For many people no doubt, the biggest strike against Savonarola, was that he was hoping to depose a Pope. He was however a Saint for our times, as he lead a vigorous crusade against the evils of 15th century Florence, nearly all of which are with us today. Blasphemy, homosexuality, prostitution, immodesty, drunkeness, gambling, hedonism, tyranny, a culture of violence, and priests more concerned with the things of this world.
In his biography of Savonarola, English author Desmond Seward, considered that if he ever became Pope (Alexander VI offered briefly to make him a Cardinal ) Savonarola's reforms might well have prevented the Protestant Reformation.

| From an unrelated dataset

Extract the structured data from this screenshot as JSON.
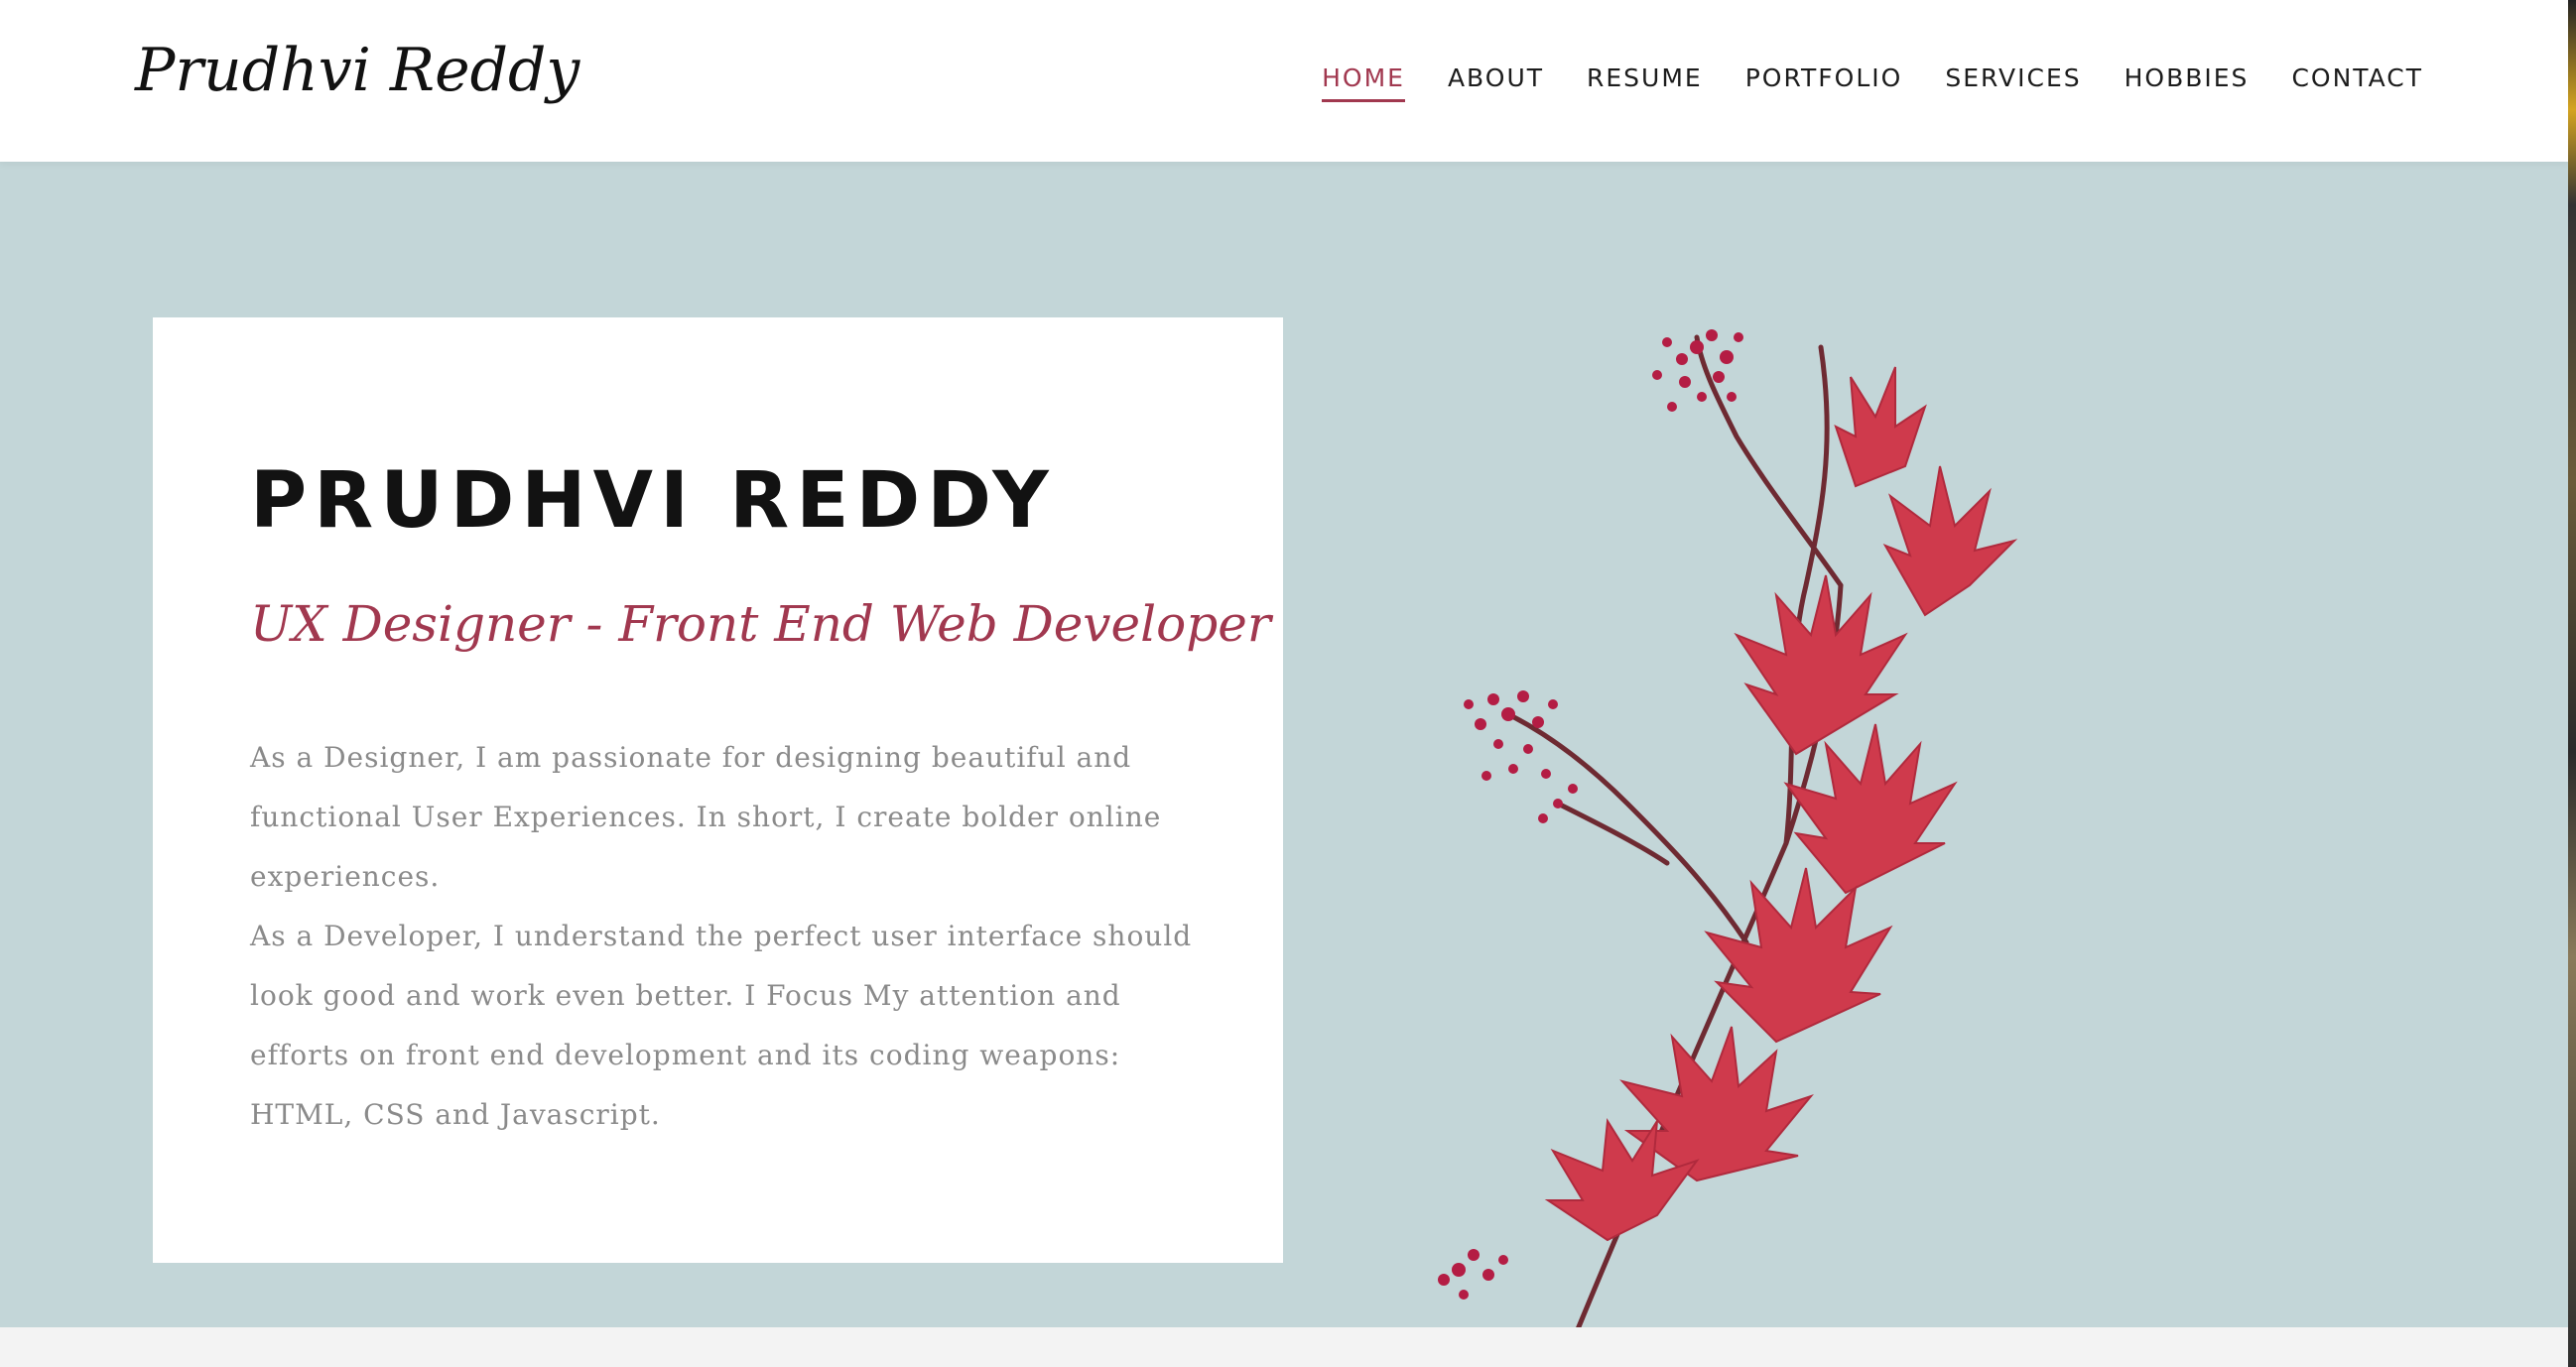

The Burning Of The Vanities : Savonarola And The Borgia Pope by Desmond Seward. Just read it, and really enjoyed it. Seward is an acclaimed historical author (this is the 4th book I’ve read by him) and I just heard that he is a Traditional Catholic. Another good bio is A Crown Of Fire : The Life And Times Of Girolamo Savonarola by Pierre Van Paassen
IMHO, he’s a mixed bag but, at the very least, we can appropriate his teachings against vice and luxury (and maybe even his famous Bonfire of the Vanities) today without his attacks on the papacy (however corrupt in his day) or his takeover of the government.

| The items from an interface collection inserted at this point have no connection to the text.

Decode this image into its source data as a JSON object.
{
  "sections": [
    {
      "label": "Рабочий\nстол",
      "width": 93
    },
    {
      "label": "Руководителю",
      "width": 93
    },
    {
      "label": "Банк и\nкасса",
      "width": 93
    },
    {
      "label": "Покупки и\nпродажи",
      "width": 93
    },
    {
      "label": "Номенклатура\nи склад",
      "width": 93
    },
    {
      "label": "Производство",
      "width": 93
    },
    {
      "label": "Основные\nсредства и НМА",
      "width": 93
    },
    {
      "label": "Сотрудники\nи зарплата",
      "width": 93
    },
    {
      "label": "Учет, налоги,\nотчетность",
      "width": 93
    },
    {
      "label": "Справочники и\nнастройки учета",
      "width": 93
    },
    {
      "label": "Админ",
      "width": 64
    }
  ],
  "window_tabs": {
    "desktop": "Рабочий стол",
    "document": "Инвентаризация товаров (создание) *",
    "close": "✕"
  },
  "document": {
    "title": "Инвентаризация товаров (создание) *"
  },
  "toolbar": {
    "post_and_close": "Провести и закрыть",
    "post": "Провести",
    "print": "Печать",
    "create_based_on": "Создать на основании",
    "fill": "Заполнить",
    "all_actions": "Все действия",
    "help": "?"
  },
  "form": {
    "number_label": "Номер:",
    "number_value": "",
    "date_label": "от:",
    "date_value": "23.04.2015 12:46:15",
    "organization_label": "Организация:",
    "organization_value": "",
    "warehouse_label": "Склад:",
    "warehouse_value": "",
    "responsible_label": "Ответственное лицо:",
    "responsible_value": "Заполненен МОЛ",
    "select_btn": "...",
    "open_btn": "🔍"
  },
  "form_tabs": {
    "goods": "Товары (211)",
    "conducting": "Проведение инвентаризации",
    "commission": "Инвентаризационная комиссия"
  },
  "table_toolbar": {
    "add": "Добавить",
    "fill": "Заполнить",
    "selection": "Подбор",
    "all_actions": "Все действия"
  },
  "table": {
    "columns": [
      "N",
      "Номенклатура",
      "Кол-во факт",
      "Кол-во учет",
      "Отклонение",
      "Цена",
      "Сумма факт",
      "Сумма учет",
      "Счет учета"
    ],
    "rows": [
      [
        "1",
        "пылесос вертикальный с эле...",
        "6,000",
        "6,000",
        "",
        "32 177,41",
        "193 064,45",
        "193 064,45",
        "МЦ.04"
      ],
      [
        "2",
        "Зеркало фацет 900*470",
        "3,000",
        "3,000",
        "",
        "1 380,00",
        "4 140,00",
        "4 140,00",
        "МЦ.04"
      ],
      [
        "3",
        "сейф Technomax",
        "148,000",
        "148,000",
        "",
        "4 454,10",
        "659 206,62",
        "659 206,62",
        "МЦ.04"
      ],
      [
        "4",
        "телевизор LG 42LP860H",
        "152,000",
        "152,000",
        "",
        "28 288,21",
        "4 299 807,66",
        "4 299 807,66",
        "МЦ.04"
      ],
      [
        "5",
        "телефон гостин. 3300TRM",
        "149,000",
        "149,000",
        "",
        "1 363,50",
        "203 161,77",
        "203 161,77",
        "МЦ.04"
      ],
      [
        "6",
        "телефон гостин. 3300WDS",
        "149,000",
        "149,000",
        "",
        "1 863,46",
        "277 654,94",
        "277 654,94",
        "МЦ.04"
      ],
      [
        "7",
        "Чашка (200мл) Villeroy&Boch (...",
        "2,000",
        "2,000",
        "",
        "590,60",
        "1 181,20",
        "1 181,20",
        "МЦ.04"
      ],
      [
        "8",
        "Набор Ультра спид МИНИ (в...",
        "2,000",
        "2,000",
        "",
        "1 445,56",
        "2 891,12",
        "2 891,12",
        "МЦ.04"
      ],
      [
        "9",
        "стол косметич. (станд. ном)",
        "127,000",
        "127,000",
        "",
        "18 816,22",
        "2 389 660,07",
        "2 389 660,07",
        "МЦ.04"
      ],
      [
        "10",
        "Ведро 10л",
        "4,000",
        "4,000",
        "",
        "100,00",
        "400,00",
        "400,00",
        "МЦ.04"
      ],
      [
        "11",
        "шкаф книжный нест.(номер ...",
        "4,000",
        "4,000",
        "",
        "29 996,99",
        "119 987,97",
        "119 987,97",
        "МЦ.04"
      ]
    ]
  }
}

Of course, as you know, sodomy and homosexuality are not synonymous. Many of the records for the infamous “Uffizo della Notte” are complaints by wives of their husbands sodomizing them. Of course, homosexual acts were also practiced, but those who treat all evidence of sodomy in 15th c Florence distort the recorded facts.
One of my favorite quotes from Savonarola came shortly before his martyrdom. When the Monsignor Pagagnotti read the words of degredation prior to the execution “I expel you from the Church militant and the Church triumphant”, Savonarola replied “From the Church militant, yes, but you cannot speak for the Church triumphant”.

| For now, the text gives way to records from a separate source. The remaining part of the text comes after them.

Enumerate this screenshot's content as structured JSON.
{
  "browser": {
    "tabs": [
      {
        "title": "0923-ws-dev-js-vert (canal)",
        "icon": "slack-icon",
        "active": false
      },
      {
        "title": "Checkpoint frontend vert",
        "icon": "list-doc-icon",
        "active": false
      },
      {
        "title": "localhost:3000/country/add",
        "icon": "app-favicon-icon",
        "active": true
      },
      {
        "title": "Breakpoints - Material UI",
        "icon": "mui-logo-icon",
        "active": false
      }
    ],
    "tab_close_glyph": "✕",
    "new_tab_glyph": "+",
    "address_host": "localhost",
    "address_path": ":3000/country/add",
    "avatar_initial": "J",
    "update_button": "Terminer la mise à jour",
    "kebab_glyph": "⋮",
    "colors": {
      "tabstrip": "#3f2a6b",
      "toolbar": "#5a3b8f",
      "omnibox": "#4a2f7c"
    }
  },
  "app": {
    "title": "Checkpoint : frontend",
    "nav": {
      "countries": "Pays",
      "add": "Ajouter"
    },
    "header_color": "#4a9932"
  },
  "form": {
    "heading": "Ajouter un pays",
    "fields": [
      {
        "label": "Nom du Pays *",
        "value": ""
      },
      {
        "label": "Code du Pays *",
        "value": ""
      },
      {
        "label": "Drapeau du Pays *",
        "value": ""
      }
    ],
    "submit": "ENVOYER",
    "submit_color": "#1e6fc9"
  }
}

Seamus, came back to say again “thank you!” I finally got Pierre Van Paassen’s bio at a bargain price. Since the author is not Catholic, I am waiting to verify much of what he wrote about Savonarola, as I have found that as hard as nonCatholics try when writing about Catholic matters, they can’t help but write from an angle that a Catholic would not.
I want to say too that I agree with Dee. In reading about Savonarola, I had the same thought: he sounds like Francis.
And for anyone here that thinks the Church in particular and society as a whole are bad and corrupt today, they ought to read either one of these biographies about Savonarola. I think he ought to be canonized. It is never easy going against the tide in any given age. I’m reminded of something I heard time and again when I was growing up: Right is right even is no one is doing it, and wrong is wrong even if everyone is doing it.
I never heard that, but it doesn’t surprise me as I thought of him myself when I was reading the bio. Him and Fr. Leonard Feeney - as there are some similarities. But mostly I thought of how our Church has made some horrid mistakes - St. Joan of Arc and Girolamo Savonarola are two of them. Sometimes it takes hundreds of years to get around to correcting these mistakes.